top of page

Game On - Toughen Up!

Some concepts bubble up again and again in the talent development process. I’ve spoken about the theme of “Game On!” a lot lately. This is the idea that it’s time to get real. Time to exercise the power you might not know you have. So how do you get there? Step One: Toughen Up!

Almost without exception, my executive coaching clients want to please. But the hard truth is: this instinct might be doing more harm than good. Sure, you want to cultivate goodwill, but not at the cost of overextending yourself or setting precedents that are unsustainable.

Maybe you tell yourself some nice stories:

· I’ll make up the difference later by winning more work.

· They will really appreciate the extra effort.

· They won’t like me if I don’t “go along to get along.”

But these stories you’re telling yourself aren’t true!

Sometimes, going “above and beyond” can be counterproductive. It’s very useful to have a sense of when to really push for a client’s satisfaction and when to push back. That’s where the mantra of “Toughen Up” comes in.

My client needs this. One very driven executive coaching client of mine always seemed to be stuck in the weeds. My first instinct was to help hone his time management skills, but then I noticed something else: he was working on solutions that had very little to do with his current project. Why was he spending his time on this stuff?
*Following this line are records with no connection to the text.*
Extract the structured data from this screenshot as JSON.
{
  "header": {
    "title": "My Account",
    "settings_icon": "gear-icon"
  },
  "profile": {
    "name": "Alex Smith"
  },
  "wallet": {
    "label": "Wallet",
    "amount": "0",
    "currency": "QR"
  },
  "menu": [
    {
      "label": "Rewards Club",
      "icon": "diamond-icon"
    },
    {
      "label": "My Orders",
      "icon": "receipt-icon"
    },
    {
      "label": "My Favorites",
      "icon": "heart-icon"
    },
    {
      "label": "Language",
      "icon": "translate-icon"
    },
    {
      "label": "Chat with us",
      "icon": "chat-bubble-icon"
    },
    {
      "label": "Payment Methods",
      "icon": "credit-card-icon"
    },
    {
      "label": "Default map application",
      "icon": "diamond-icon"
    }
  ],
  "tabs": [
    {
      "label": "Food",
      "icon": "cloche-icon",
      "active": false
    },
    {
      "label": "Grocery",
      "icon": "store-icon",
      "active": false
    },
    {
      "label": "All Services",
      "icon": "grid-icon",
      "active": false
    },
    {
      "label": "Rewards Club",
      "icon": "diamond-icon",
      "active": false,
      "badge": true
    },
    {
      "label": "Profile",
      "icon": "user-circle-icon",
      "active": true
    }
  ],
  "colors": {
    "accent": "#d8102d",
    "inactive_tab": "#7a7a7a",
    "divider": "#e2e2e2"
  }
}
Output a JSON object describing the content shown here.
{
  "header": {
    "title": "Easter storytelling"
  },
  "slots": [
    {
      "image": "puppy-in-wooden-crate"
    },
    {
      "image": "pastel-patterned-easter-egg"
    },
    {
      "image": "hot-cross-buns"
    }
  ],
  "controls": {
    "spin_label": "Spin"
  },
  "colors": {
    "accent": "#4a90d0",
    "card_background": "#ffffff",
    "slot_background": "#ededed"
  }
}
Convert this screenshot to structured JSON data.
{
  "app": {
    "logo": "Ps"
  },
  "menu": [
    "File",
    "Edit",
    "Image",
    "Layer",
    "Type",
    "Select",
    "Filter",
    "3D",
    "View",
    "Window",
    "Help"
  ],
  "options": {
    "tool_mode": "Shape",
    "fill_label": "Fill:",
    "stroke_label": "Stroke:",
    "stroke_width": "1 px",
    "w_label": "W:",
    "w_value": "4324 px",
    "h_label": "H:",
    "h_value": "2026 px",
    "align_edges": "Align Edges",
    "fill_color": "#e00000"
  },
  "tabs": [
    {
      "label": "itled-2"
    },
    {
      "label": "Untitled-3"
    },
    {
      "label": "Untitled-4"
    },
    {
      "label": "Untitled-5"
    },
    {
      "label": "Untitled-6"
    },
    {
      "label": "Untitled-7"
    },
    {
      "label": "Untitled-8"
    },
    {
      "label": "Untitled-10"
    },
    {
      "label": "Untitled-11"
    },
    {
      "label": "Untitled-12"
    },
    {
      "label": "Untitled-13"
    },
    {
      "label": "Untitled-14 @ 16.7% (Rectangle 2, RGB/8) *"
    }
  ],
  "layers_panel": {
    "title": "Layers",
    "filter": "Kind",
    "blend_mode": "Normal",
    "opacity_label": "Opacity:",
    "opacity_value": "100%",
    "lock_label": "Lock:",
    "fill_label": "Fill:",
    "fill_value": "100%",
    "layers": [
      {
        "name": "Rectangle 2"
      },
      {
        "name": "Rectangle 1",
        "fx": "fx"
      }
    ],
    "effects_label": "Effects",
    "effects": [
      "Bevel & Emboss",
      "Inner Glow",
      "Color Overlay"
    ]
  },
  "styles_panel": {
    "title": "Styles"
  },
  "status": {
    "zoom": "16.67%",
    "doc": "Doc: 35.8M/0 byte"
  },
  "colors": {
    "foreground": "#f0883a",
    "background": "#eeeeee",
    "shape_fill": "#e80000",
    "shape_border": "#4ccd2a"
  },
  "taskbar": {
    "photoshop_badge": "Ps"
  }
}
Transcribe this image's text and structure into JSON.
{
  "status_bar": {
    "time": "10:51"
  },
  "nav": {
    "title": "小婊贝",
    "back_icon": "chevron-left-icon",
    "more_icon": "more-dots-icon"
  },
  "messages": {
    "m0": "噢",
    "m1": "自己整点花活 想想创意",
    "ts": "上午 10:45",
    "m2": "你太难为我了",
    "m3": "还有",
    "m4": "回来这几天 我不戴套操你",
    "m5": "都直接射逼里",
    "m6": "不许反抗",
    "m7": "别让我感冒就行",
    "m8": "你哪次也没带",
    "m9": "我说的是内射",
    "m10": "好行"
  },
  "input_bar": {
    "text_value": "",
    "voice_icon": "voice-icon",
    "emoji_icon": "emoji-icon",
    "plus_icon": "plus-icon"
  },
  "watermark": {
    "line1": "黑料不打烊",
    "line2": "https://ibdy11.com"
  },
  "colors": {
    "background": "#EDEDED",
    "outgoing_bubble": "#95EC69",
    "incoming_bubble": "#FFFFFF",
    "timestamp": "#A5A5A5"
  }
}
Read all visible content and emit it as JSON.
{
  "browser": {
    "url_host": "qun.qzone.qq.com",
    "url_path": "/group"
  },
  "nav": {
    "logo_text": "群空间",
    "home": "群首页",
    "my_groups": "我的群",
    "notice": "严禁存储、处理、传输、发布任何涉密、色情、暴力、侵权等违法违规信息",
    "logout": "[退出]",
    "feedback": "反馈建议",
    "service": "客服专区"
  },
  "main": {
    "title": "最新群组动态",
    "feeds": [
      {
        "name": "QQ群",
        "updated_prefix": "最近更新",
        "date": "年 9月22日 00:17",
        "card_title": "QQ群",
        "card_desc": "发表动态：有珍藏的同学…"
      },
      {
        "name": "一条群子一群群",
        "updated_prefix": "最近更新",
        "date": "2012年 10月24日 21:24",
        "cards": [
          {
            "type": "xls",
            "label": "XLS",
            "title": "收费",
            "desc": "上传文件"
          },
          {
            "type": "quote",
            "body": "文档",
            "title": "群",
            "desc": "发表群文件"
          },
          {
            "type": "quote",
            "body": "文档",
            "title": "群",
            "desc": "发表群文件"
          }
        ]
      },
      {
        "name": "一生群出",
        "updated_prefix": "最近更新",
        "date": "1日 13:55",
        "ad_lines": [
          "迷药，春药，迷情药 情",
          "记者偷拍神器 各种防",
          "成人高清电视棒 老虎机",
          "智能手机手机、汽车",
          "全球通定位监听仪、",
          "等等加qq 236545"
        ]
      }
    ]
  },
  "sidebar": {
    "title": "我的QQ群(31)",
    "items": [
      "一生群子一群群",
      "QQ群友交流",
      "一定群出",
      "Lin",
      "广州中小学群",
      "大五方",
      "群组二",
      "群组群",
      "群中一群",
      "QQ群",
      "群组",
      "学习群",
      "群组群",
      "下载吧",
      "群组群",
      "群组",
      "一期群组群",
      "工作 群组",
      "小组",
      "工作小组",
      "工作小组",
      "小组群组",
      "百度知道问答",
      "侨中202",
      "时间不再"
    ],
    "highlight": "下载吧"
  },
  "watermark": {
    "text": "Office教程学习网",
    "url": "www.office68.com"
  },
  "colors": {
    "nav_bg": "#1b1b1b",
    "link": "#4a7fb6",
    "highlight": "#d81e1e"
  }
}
“Well, it’s not in our current scope, but I know the client needs this…so I’ll just get it done and move on.”

“What?! Tell me about this. You’re doing it because…why? Do you want to seem like a nice guy? Do you love to work for free? Is it in the contract?”

“Well, I know it’s important, but they don’t have it in the budget…”

“BS! Think about this client and this project – the size of it, the huge resources they have. Get real. You might be missing out on future contracts by doing out-of-scope work now. And if you work for free, your clients will get used to it, and just keep asking for more.”

My coachee breathed a sigh of relief, “Geez, I’m glad we talked. I’d fallen into my habit of just doing what needs to be done, but I see that it’s not whether I can do the work, but whether I should do it. Thank you!”

It’s an emergency. Another coachee came to me in the middle of a crisis. There was a system problem with a client’s integration. They’d lost tons of architectural drawings, documents, and data that they were still trying to recover. When I asked what had happened to the system, he couldn’t give me a clear answer. He also couldn’t tell me where the problem was, or whose responsibility it was.

I asked him what the contract specified. Um…there wasn’t a signed contract. It was still being negotiated. Whoa! I called a time-out. My advice?

Yes, there’s a real problem, but it’s not clear that it’s your problem if there’s no contract in place. The urgency of the situation could give you the leverage you need to get them to sign on the dotted line. Otherwise, step away!

These are excellent examples of empathy gone wrong. Just because you see what someone needs or wants doesn’t mean you have to fix it for them at your own expense. And whether it’s you or other members of your team doing the work for free, it’s not really yours to give. You’re not authorized to give away your company’s services. You might even be incurring liability by acting outside of an agreed-upon game plan.

So remember:

1. Are you giving your time away? Don’t be a sucker. Especially if it’s just you burning the midnight oil…you’ll thank me later!

2. Know your obligations – know the terms of the contract, know what’s plausible. Respect your commitments and understand what you are taking on.

3. Recognize that this is business! It’s time to Toughen Up.

13 views0 comments


bottom of page